----- Records for this exercise

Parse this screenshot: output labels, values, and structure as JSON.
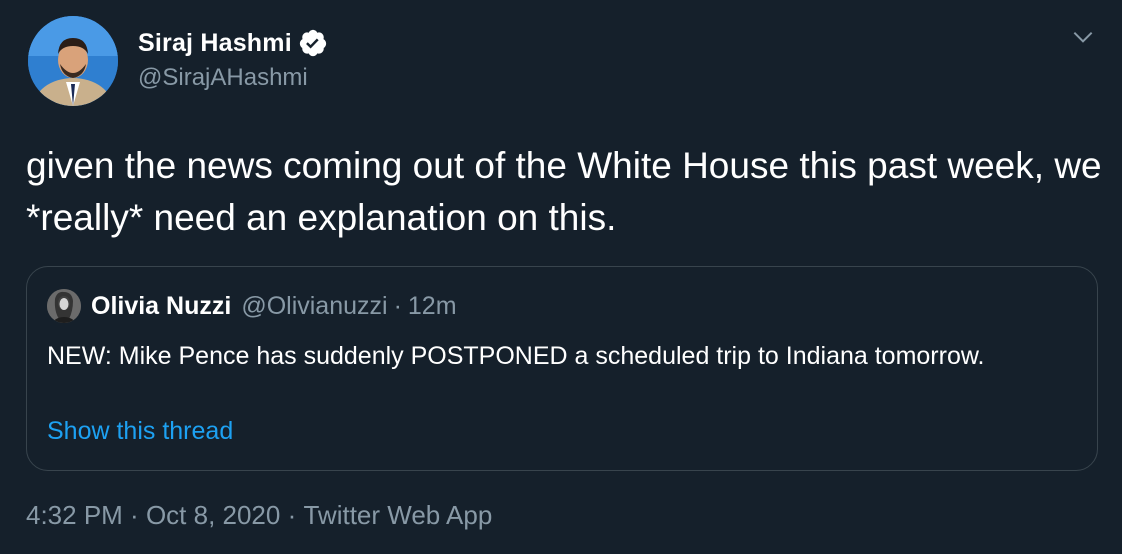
{
  "author": {
    "name": "Siraj Hashmi",
    "handle": "@SirajAHashmi",
    "verified_icon": "verified-badge-icon"
  },
  "tweet": {
    "text": "given the news coming out of the White House this past week, we *really* need an explanation on this."
  },
  "quoted": {
    "name": "Olivia Nuzzi",
    "handle": "@Olivianuzzi",
    "separator": "·",
    "time": "12m",
    "text": "NEW: Mike Pence has suddenly POSTPONED a scheduled trip to Indiana tomorrow.",
    "show_thread_label": "Show this thread"
  },
  "meta": {
    "time": "4:32 PM",
    "separator": " · ",
    "date": "Oct 8, 2020",
    "source": "Twitter Web App"
  },
  "colors": {
    "background": "#15202b",
    "secondary_text": "#8899a6",
    "link": "#1da1f2",
    "border": "#38444d"
  }
}
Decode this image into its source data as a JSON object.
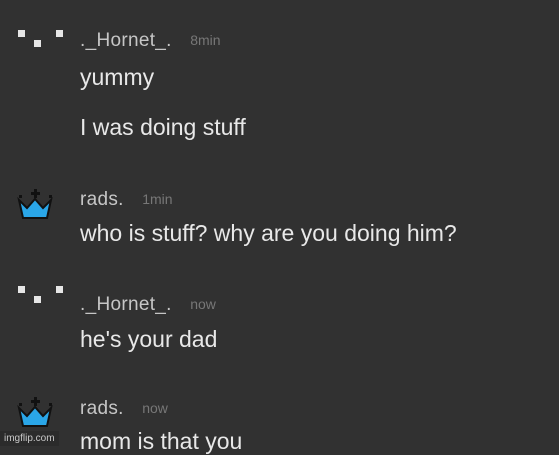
{
  "messages": [
    {
      "username": "._Hornet_.",
      "time": "8min",
      "avatar": "pixel-dots-icon",
      "lines": [
        "yummy",
        "I was doing stuff"
      ]
    },
    {
      "username": "rads.",
      "time": "1min",
      "avatar": "crown-icon",
      "lines": [
        "who is stuff? why are you doing him?"
      ]
    },
    {
      "username": "._Hornet_.",
      "time": "now",
      "avatar": "pixel-dots-icon",
      "lines": [
        "he's your dad"
      ]
    },
    {
      "username": "rads.",
      "time": "now",
      "avatar": "crown-icon",
      "lines": [
        "mom is that you"
      ]
    }
  ],
  "watermark": "imgflip.com",
  "colors": {
    "background": "#313131",
    "username": "#c6c6c6",
    "timestamp": "#777777",
    "message_text": "#e8e8e8",
    "crown": "#2aa6e8"
  }
}
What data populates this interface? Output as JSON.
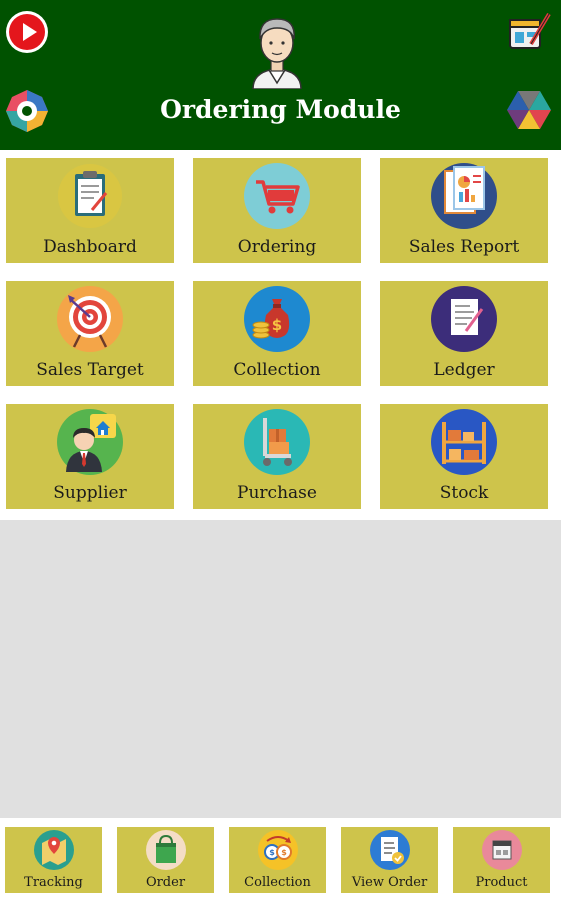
{
  "header": {
    "title": "Ordering Module",
    "background_color": "#005200",
    "icons": [
      "youtube-play-icon",
      "edit-icon",
      "settings-icon",
      "palette-icon",
      "user-avatar"
    ]
  },
  "modules": [
    {
      "label": "Dashboard",
      "icon": "clipboard-icon"
    },
    {
      "label": "Ordering",
      "icon": "shopping-cart-icon"
    },
    {
      "label": "Sales Report",
      "icon": "report-icon"
    },
    {
      "label": "Sales Target",
      "icon": "target-icon"
    },
    {
      "label": "Collection",
      "icon": "money-bag-icon"
    },
    {
      "label": "Ledger",
      "icon": "ledger-icon"
    },
    {
      "label": "Supplier",
      "icon": "supplier-icon"
    },
    {
      "label": "Purchase",
      "icon": "purchase-trolley-icon"
    },
    {
      "label": "Stock",
      "icon": "stock-shelf-icon"
    }
  ],
  "bottom_nav": [
    {
      "label": "Tracking",
      "icon": "map-tracking-icon"
    },
    {
      "label": "Order",
      "icon": "shopping-bag-icon"
    },
    {
      "label": "Collection",
      "icon": "coins-icon"
    },
    {
      "label": "View Order",
      "icon": "order-list-icon"
    },
    {
      "label": "Product",
      "icon": "product-icon"
    }
  ],
  "colors": {
    "tile": "#cec44b",
    "page_background": "#e0e0e0"
  }
}
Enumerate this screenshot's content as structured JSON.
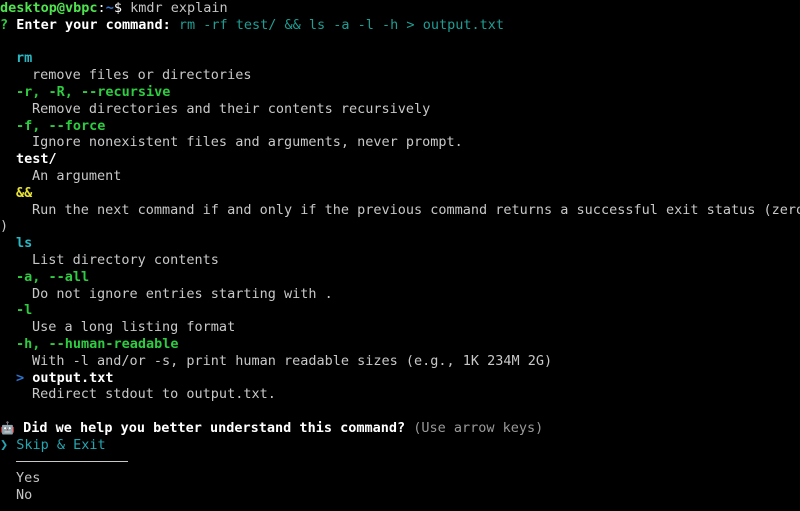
{
  "terminal": {
    "shell_prompt": {
      "user_host": "desktop@vbpc",
      "colon": ":",
      "path": "~",
      "sigil": "$",
      "typed_command": "kmdr explain"
    },
    "question_prompt": {
      "marker": "?",
      "label": "Enter your command:",
      "value": "rm -rf test/ && ls -a -l -h > output.txt"
    },
    "explanation": [
      {
        "token": "rm",
        "style": "program",
        "description": "remove files or directories"
      },
      {
        "token": "-r, -R, --recursive",
        "style": "option",
        "description": "Remove directories and their contents recursively"
      },
      {
        "token": "-f, --force",
        "style": "option",
        "description": "Ignore nonexistent files and arguments, never prompt."
      },
      {
        "token": "test/",
        "style": "argument",
        "description": "An argument"
      },
      {
        "token": "&&",
        "style": "operator",
        "description": "Run the next command if and only if the previous command returns a successful exit status (zero)"
      },
      {
        "token": "ls",
        "style": "program",
        "description": "List directory contents"
      },
      {
        "token": "-a, --all",
        "style": "option",
        "description": "Do not ignore entries starting with ."
      },
      {
        "token": "-l",
        "style": "option",
        "description": "Use a long listing format"
      },
      {
        "token": "-h, --human-readable",
        "style": "option",
        "description": "With -l and/or -s, print human readable sizes (e.g., 1K 234M 2G)"
      },
      {
        "token": "> output.txt",
        "style": "redirect",
        "redirect_symbol": ">",
        "redirect_target": "output.txt",
        "description": "Redirect stdout to output.txt."
      }
    ],
    "feedback_prompt": {
      "icon": "robot-icon",
      "icon_glyph": "🤖",
      "question": "Did we help you better understand this command?",
      "hint": "(Use arrow keys)",
      "pointer": "❯",
      "selected_option": "Skip & Exit",
      "options": [
        {
          "label": "Skip & Exit",
          "selected": true
        },
        {
          "label": "Yes",
          "selected": false
        },
        {
          "label": "No",
          "selected": false
        }
      ]
    },
    "wrapped_operator_overflow": ")"
  },
  "colors": {
    "background": "#000000",
    "program": "#29b9c4",
    "option": "#2ecc40",
    "argument": "#ffffff",
    "operator": "#e8e337",
    "redirect": "#2f74d0",
    "command_text": "#1f9e94",
    "description": "#c8c8c8",
    "prompt_user": "#4ee44e",
    "selected": "#23a7b3"
  }
}
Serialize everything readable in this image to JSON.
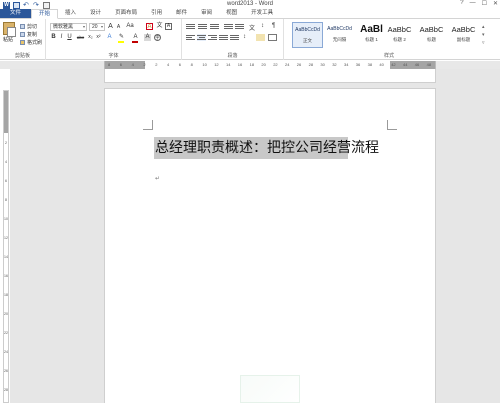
{
  "window": {
    "title": "word2013 - Word",
    "controls": [
      "?",
      "—",
      "☐",
      "✕"
    ]
  },
  "quick_access": {
    "icons": [
      "word-icon",
      "save-icon",
      "undo-icon",
      "redo-icon",
      "print-preview-icon"
    ]
  },
  "tabs": [
    "文件",
    "开始",
    "插入",
    "设计",
    "页面布局",
    "引用",
    "邮件",
    "审阅",
    "视图",
    "开发工具"
  ],
  "clipboard": {
    "paste": "粘贴",
    "cut": "剪切",
    "copy": "复制",
    "format_painter": "格式刷",
    "group": "剪贴板"
  },
  "font": {
    "name": "微软雅黑",
    "size": "20",
    "grow": "A",
    "shrink": "A",
    "change_case": "Aa",
    "clear_format": "A",
    "bold": "B",
    "italic": "I",
    "underline": "U",
    "strike": "abc",
    "subscript": "x₂",
    "superscript": "x²",
    "group": "字体",
    "highlight_color": "#ffff00",
    "font_color": "#c00000"
  },
  "paragraph": {
    "group": "段落"
  },
  "styles": {
    "group": "样式",
    "items": [
      {
        "sample": "AaBbCcDd",
        "name": "正文"
      },
      {
        "sample": "AaBbCcDd",
        "name": "无间隔"
      },
      {
        "sample": "AaBl",
        "name": "标题 1"
      },
      {
        "sample": "AaBbC",
        "name": "标题 2"
      },
      {
        "sample": "AaBbC",
        "name": "标题"
      },
      {
        "sample": "AaBbC",
        "name": "副标题"
      }
    ]
  },
  "ruler": {
    "ticks": [
      "8",
      "6",
      "4",
      "2",
      "2",
      "4",
      "6",
      "8",
      "10",
      "12",
      "14",
      "16",
      "18",
      "20",
      "22",
      "24",
      "26",
      "28",
      "30",
      "32",
      "34",
      "36",
      "38",
      "40",
      "42",
      "44",
      "46",
      "48"
    ]
  },
  "vruler": {
    "ticks": [
      "2",
      "4",
      "6",
      "8",
      "10",
      "12",
      "14",
      "16",
      "18",
      "20",
      "22",
      "24",
      "26",
      "28"
    ]
  },
  "document": {
    "heading": "总经理职责概述：把控公司经营流程",
    "para_mark": "↵"
  },
  "colors": {
    "accent": "#2b579a",
    "selection": "#c8c8c8",
    "clear_format_box": "#d0021b"
  }
}
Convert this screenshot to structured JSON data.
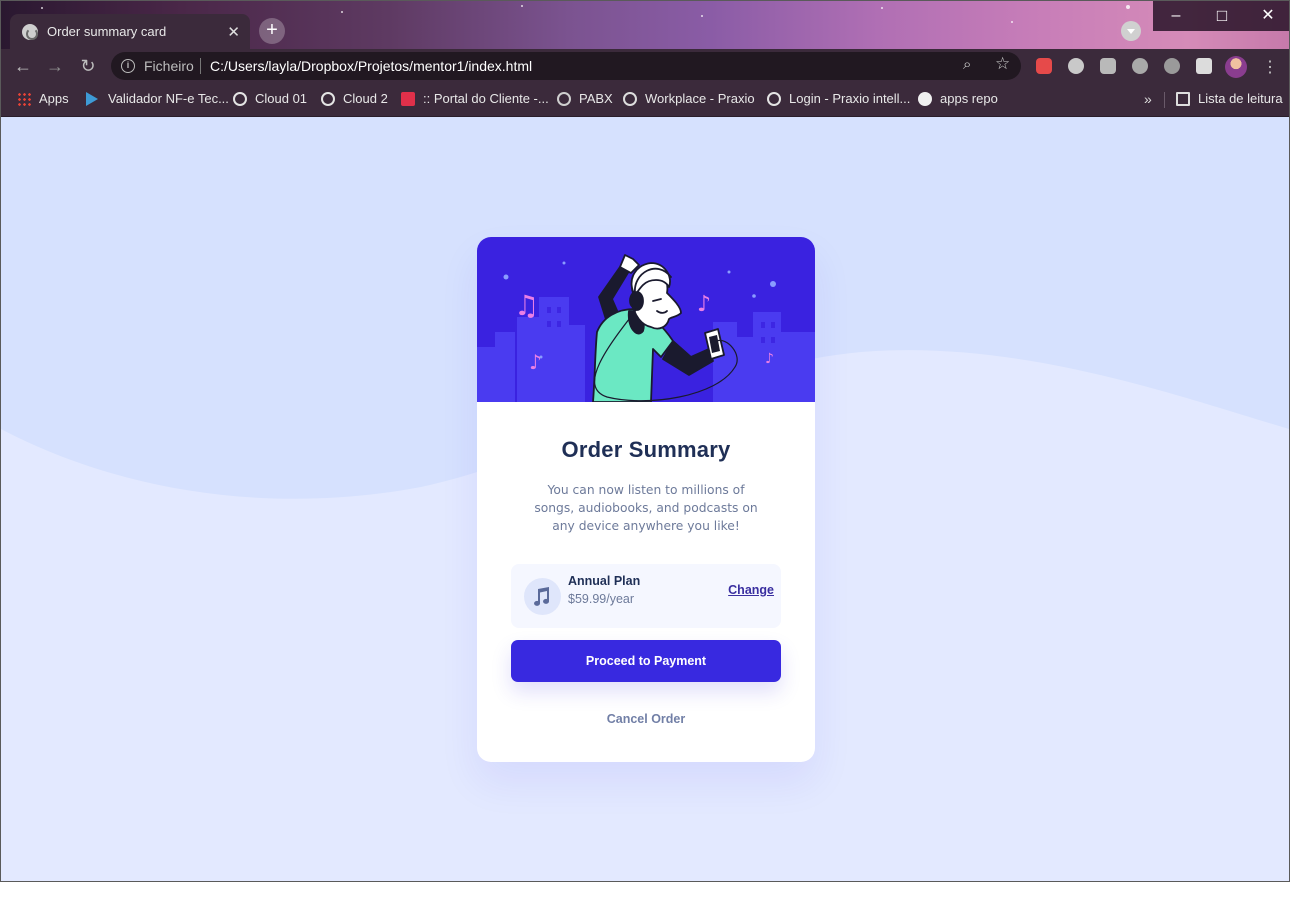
{
  "browser": {
    "tab_title": "Order summary card",
    "new_tab_symbol": "+",
    "scheme_label": "Ficheiro",
    "url": "C:/Users/layla/Dropbox/Projetos/mentor1/index.html",
    "window_controls": [
      "–",
      "□",
      "✕"
    ]
  },
  "bookmarks": [
    {
      "label": "Apps",
      "icon": "apps-grid-icon"
    },
    {
      "label": "Validador NF-e Tec...",
      "icon": "arrow-icon"
    },
    {
      "label": "Cloud 01",
      "icon": "globe-icon"
    },
    {
      "label": "Cloud 2",
      "icon": "globe-icon"
    },
    {
      "label": ":: Portal do Cliente -...",
      "icon": "pdf-icon"
    },
    {
      "label": "PABX",
      "icon": "pabx-icon"
    },
    {
      "label": "Workplace - Praxio",
      "icon": "workplace-icon"
    },
    {
      "label": "Login - Praxio intell...",
      "icon": "globe-icon"
    },
    {
      "label": "apps repo",
      "icon": "github-icon"
    }
  ],
  "reading_list": {
    "label": "Lista de leitura",
    "icon": "reading-list-icon"
  },
  "card": {
    "title": "Order Summary",
    "description": "You can now listen to millions of songs, audiobooks, and podcasts on any device anywhere you like!",
    "plan": {
      "name": "Annual Plan",
      "price": "$59.99/year",
      "change_label": "Change",
      "icon": "music-note-icon"
    },
    "proceed_label": "Proceed to Payment",
    "cancel_label": "Cancel Order"
  },
  "colors": {
    "page_background": "#d6e1fe",
    "primary_button": "#3829e0",
    "hero_background": "#3a22e0",
    "title_text": "#1f2f56",
    "body_text": "#6d7a9a"
  }
}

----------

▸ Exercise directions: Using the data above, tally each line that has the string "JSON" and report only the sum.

▸ Output of the exercise: 6